Freelancing, “Office Occupations” and the Writing Life

Writing for the press cannot be recommended as a permanent resource to anyone qualified to accomplish anything in the higher departments of literature or thought: not only on account of the uncertainty of this means of livelihood, especially if the writer has a conscience, and will not consent to serve any opinions except his own; but also because the writings by which one can live are not the writings which themselves live, and are never those in which the writer does his best. Books destined to form future thinkers take too much time to write, and when written come, in general, too slowly into notice and repute, to be relied on for subsistence.
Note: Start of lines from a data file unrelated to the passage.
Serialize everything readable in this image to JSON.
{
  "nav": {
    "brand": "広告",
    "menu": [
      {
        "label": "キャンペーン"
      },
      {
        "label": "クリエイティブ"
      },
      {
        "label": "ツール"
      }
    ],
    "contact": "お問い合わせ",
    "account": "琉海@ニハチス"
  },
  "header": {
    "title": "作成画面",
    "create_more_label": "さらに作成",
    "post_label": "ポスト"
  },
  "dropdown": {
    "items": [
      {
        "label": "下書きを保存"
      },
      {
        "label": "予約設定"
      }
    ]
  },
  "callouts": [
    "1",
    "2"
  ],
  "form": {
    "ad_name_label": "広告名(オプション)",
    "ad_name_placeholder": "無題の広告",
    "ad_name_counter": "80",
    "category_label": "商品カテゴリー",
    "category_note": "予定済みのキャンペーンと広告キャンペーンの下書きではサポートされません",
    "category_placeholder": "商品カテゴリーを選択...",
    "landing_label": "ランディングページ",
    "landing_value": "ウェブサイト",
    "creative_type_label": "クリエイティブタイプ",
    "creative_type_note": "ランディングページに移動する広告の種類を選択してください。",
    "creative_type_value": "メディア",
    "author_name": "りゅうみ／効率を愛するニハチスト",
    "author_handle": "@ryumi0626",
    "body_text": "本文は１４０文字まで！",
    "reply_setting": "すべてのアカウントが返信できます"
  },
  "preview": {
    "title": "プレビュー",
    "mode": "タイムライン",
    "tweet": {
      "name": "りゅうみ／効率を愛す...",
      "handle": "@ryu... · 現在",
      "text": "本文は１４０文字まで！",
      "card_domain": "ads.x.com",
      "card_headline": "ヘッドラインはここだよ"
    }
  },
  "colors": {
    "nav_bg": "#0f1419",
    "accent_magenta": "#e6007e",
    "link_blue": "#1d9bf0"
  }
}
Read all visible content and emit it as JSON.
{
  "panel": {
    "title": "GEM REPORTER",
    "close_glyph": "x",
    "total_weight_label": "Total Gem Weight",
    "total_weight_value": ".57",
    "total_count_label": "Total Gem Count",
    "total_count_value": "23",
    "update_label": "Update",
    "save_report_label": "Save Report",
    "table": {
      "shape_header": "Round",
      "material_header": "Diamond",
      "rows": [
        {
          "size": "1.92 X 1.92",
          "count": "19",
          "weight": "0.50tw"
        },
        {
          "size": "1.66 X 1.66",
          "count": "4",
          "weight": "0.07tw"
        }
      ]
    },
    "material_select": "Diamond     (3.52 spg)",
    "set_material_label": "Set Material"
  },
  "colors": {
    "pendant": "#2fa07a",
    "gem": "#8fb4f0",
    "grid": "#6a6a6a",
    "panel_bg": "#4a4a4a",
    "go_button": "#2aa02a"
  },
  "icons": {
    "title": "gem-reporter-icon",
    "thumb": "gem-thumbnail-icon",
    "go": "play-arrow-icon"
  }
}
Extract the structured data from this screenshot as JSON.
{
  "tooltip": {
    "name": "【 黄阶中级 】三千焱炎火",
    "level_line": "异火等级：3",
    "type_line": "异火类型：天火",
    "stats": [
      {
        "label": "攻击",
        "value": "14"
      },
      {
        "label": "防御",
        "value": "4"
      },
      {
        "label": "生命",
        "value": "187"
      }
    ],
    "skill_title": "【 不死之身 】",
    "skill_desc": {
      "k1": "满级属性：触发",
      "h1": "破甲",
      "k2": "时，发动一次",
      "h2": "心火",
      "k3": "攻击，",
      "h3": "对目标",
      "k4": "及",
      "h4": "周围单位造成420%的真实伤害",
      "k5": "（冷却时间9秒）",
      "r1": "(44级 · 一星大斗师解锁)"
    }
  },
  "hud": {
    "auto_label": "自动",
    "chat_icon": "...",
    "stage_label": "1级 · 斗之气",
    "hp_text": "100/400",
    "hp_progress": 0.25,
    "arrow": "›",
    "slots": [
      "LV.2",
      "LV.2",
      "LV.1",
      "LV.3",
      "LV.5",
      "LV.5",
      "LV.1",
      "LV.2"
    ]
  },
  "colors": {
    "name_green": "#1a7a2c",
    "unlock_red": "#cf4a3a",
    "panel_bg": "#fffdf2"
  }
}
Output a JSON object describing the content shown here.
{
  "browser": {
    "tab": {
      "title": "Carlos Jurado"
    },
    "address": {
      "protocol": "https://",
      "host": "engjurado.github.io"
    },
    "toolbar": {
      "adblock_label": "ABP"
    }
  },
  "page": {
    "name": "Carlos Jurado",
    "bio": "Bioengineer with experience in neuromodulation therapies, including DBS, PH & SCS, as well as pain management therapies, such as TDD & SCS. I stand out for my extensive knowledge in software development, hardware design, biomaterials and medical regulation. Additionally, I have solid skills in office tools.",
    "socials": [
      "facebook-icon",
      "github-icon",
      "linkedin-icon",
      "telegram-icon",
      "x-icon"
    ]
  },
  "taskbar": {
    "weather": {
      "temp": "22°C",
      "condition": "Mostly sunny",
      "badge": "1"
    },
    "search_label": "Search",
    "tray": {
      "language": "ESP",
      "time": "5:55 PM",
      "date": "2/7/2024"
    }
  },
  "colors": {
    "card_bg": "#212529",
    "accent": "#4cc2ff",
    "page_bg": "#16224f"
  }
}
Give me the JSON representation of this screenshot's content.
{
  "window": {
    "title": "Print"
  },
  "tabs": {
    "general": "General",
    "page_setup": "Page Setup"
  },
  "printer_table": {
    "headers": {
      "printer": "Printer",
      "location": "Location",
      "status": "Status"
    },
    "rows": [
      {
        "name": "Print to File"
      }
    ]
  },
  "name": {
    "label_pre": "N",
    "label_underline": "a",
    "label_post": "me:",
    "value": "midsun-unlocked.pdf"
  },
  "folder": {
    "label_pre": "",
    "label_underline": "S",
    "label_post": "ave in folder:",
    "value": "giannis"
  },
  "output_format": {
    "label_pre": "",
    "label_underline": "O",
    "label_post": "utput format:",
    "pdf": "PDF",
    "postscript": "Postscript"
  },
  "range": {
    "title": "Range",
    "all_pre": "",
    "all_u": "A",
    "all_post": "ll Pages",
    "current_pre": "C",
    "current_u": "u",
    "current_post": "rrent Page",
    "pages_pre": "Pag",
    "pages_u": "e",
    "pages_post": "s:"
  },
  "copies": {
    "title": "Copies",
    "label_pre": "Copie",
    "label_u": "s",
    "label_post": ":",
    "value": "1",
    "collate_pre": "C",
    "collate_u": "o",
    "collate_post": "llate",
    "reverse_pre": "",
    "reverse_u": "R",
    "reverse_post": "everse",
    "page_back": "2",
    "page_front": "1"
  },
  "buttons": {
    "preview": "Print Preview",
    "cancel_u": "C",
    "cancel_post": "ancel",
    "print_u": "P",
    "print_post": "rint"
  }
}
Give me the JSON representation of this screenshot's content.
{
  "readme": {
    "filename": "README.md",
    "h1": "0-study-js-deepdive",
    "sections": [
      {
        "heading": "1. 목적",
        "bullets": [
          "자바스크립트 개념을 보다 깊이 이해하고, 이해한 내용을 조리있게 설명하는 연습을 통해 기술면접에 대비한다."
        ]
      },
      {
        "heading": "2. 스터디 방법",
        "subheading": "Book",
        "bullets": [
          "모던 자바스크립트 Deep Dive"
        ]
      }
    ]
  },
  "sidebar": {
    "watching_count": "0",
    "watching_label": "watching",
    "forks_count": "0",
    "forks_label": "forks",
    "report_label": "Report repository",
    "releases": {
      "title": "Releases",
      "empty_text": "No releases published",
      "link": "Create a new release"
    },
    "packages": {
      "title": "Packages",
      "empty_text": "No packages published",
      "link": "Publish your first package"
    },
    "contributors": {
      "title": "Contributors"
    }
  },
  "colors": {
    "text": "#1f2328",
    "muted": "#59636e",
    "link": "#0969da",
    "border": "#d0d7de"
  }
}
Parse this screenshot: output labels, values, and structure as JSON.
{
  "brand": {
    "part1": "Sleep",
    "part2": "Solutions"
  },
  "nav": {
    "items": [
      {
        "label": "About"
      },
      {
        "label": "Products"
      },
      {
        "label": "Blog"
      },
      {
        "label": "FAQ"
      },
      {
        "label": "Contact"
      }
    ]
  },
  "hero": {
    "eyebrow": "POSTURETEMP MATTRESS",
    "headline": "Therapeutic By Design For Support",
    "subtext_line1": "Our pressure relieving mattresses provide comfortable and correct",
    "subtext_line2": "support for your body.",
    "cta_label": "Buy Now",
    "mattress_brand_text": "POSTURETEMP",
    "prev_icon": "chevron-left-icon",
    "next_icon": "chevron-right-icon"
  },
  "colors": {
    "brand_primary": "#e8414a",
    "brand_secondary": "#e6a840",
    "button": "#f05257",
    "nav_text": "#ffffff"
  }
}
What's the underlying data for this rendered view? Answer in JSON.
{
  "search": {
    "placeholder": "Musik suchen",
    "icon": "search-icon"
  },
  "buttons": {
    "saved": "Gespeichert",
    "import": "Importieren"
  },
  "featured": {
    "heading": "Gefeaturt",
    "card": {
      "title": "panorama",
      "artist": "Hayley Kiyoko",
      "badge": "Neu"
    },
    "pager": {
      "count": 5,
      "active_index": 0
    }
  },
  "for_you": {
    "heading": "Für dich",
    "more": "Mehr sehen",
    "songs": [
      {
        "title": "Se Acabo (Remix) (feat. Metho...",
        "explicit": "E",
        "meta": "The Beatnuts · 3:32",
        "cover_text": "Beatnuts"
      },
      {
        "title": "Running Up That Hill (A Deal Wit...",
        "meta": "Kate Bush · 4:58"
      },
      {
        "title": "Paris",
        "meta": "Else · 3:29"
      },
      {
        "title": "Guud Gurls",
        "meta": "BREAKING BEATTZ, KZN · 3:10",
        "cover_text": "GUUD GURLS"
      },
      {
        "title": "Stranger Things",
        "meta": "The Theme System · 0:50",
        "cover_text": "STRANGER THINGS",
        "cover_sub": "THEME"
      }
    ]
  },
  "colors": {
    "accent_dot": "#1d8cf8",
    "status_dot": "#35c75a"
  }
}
Those who have to support themselves by their pen must depend on literary drudgery, or at best on writings addressed to the multitude; and can employ in the pursuits of their own choice, only such time as they can spare from those of necessity; which is generally less than the leisure allowed by office occupations, while the effect on the mind is far more enervating and fatiguing. For my own part I have, through life, found office duties an actual rest from the other mental occupations which I have carried on simultaneously with them. They were sufficiently intellectual not to be a distasteful drudgery, without being such as to cause any strain upon the mental powers of a person used to abstract thought, or to the labour of careful literary composition.

The Autobiography of John Stuart Mill – courtesy of Alan Jacobs’ Pinboard. Some alternative titles for this post, (for me at least): “Be careful what you wish for,” “Get on with it already,” and “But, maybe you’re simply delusional.”